Her daughter, Marina (Nino Khomassouridze), resents Eka's consuming affection for the far-away Otar. She is an Afghanistan War widow, the family's sole breadwinner (she inexpertly sells junk at a flea market), and bitterly rails against the state of her country. She is almost institutionally incapable of imagining a future. Such yearning and ambition is the province of her daughter, Ada (Dinara Droukarova), who will not be held down by the weight of the region's history.
When Marina and Ada learn that Otar has died, they choose to protect what they perceive is Eka's emotional vulnerability by not revealing the news. There is too the larger sense that perpetuating a known situation by any means, rather than tackling difficult change, is the pre-ordained course for these countrywomen. So Ada and her mother struggle to maintain the fiction, with Ada increasingly reluctant to continue. When she lashes out at her mother, a family friend counsels, "Her generation has always lived a lie."
Of course, this artificial center cannot hold and the truth will out, though Julie Bertuccelli's film (co-written with Bernard Renucci) never succumbs to melodrama and the story continues to feel organic. Since Otar Left ... is French documentarian Bertuccelli's debut feature, and her previous experience serves her well. Her camera ably captures small revelatory moments such as Eka's careful placing of the stamp upon her letter to Otar, or Ada's idle tracing of a name carved in her school desk.
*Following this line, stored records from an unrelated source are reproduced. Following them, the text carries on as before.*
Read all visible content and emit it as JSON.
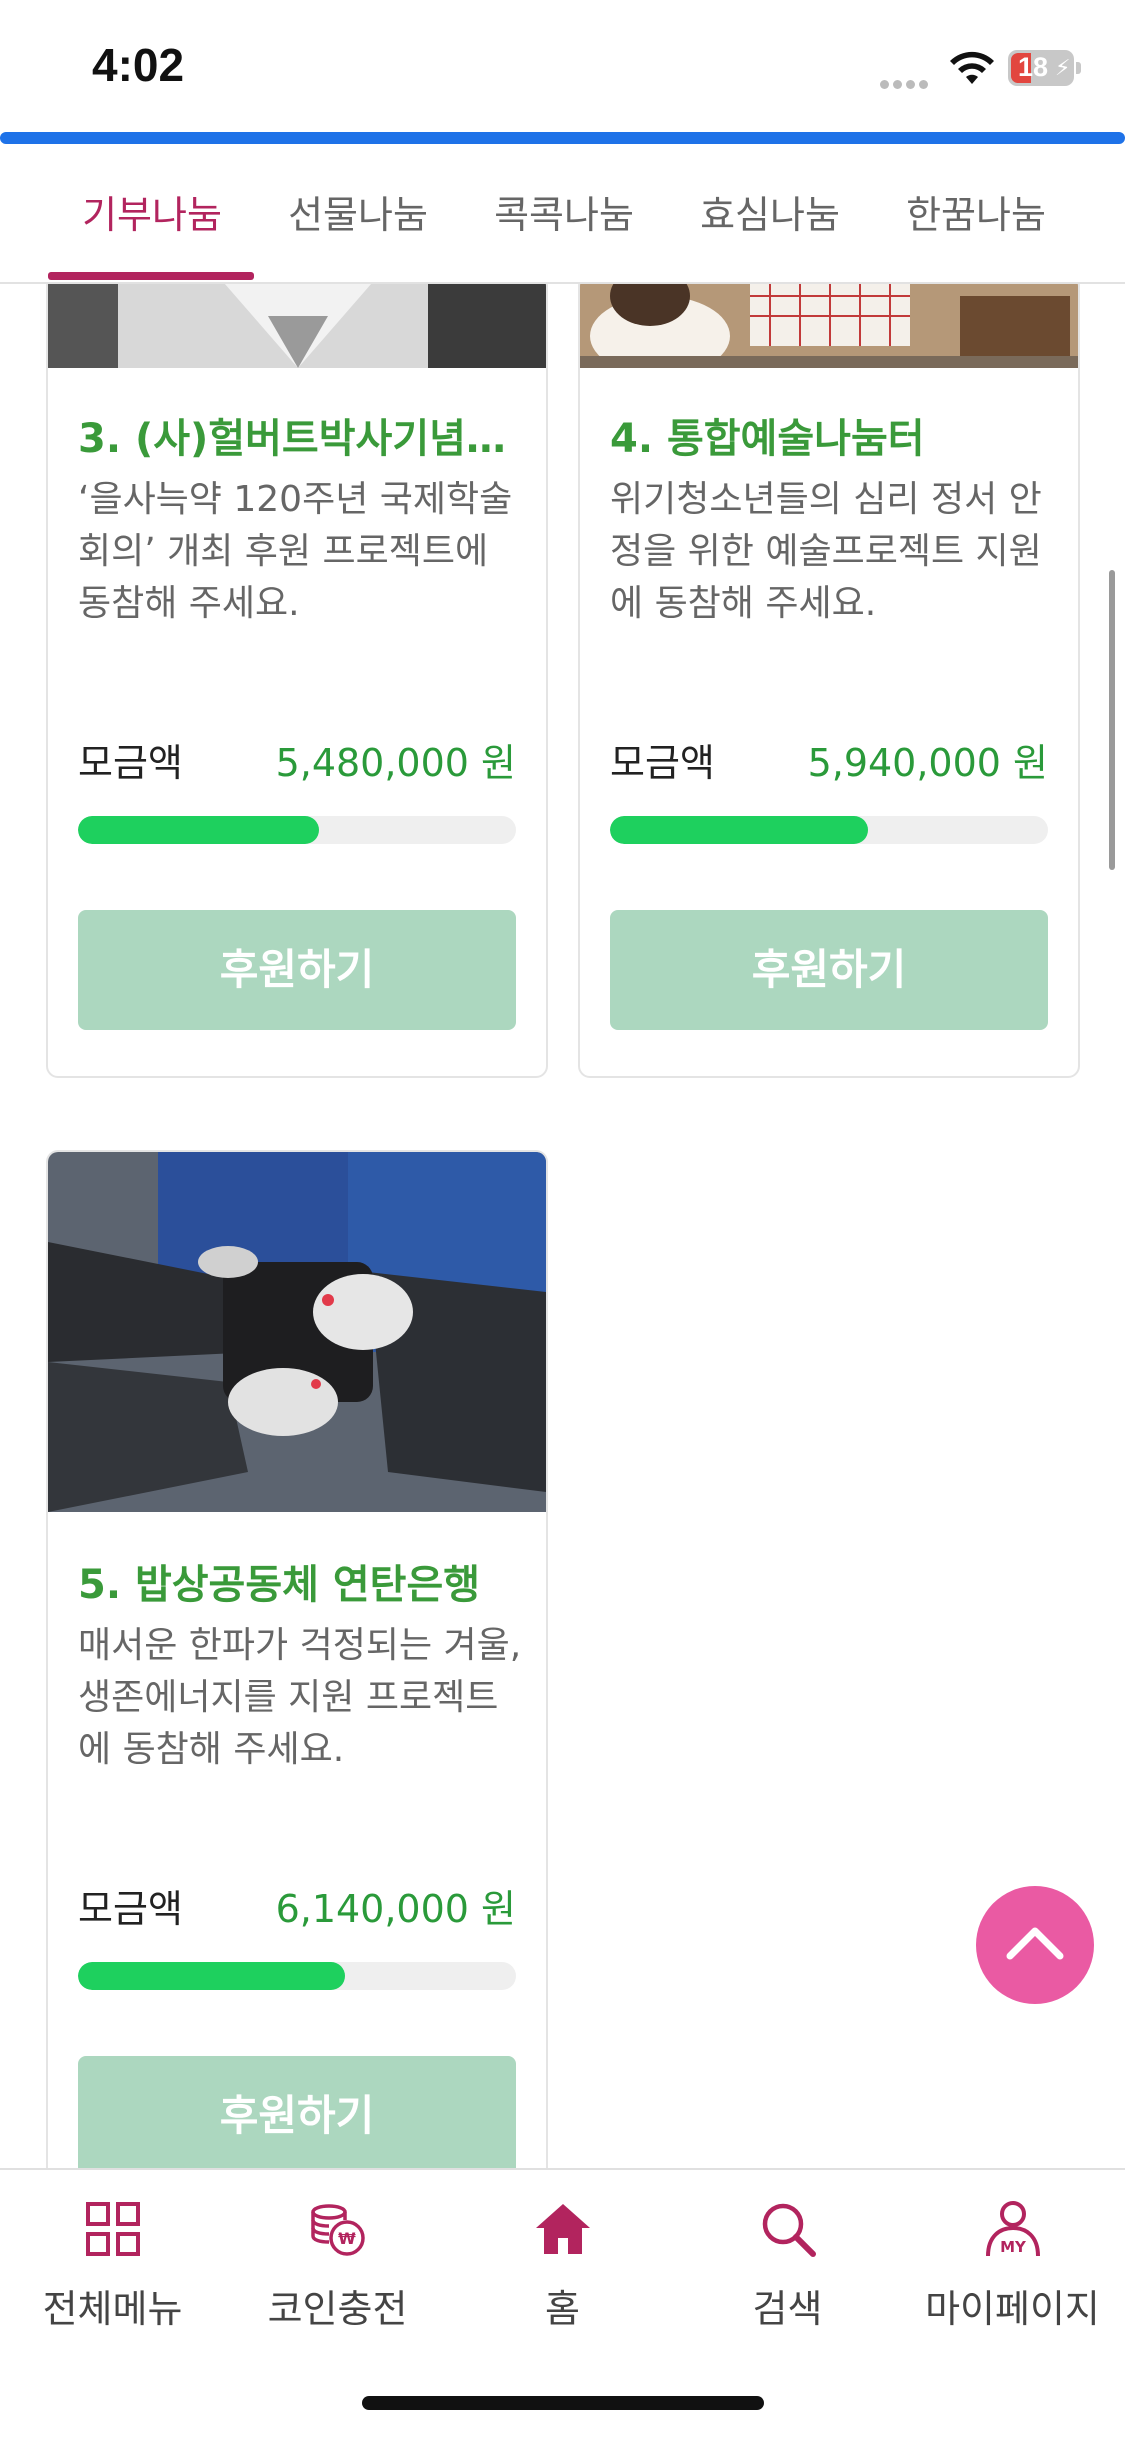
{
  "status_bar": {
    "time": "4:02",
    "battery": "18"
  },
  "tabs": [
    {
      "label": "기부나눔",
      "active": true
    },
    {
      "label": "선물나눔",
      "active": false
    },
    {
      "label": "콕콕나눔",
      "active": false
    },
    {
      "label": "효심나눔",
      "active": false
    },
    {
      "label": "한꿈나눔",
      "active": false
    }
  ],
  "cards": [
    {
      "title": "3. (사)헐버트박사기념…",
      "desc": "‘을사늑약 120주년 국제학술회의’ 개최 후원 프로젝트에 동참해 주세요.",
      "amount_label": "모금액",
      "amount": "5,480,000 원",
      "progress": 0.55,
      "button": "후원하기"
    },
    {
      "title": "4. 통합예술나눔터",
      "desc": "위기청소년들의 심리 정서 안정을 위한 예술프로젝트 지원에 동참해 주세요.",
      "amount_label": "모금액",
      "amount": "5,940,000 원",
      "progress": 0.59,
      "button": "후원하기"
    },
    {
      "title": "5. 밥상공동체 연탄은행",
      "desc": "매서운 한파가 걱정되는 겨울, 생존에너지를 지원 프로젝트에 동참해 주세요.",
      "amount_label": "모금액",
      "amount": "6,140,000 원",
      "progress": 0.61,
      "button": "후원하기"
    }
  ],
  "bottom_nav": [
    {
      "label": "전체메뉴",
      "icon": "grid-icon"
    },
    {
      "label": "코인충전",
      "icon": "coin-icon"
    },
    {
      "label": "홈",
      "icon": "home-icon"
    },
    {
      "label": "검색",
      "icon": "search-icon"
    },
    {
      "label": "마이페이지",
      "icon": "user-icon"
    }
  ],
  "colors": {
    "accent": "#b2245e",
    "progress_fill": "#1ed05e",
    "button_bg": "#acd7bf",
    "title_green": "#3a9a3a",
    "scroll_top": "#ea5aa3",
    "top_bar_blue": "#1e72e8"
  }
}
The three actresses likewise deserve credit: Each contributes to a believable portrait of a family, and nation, caught between the past and the future -- and between lies and truth -- that cautiously must navigate a bittersweet, but quietly stirring, present. In Russian, Georgian and French, with subtitles.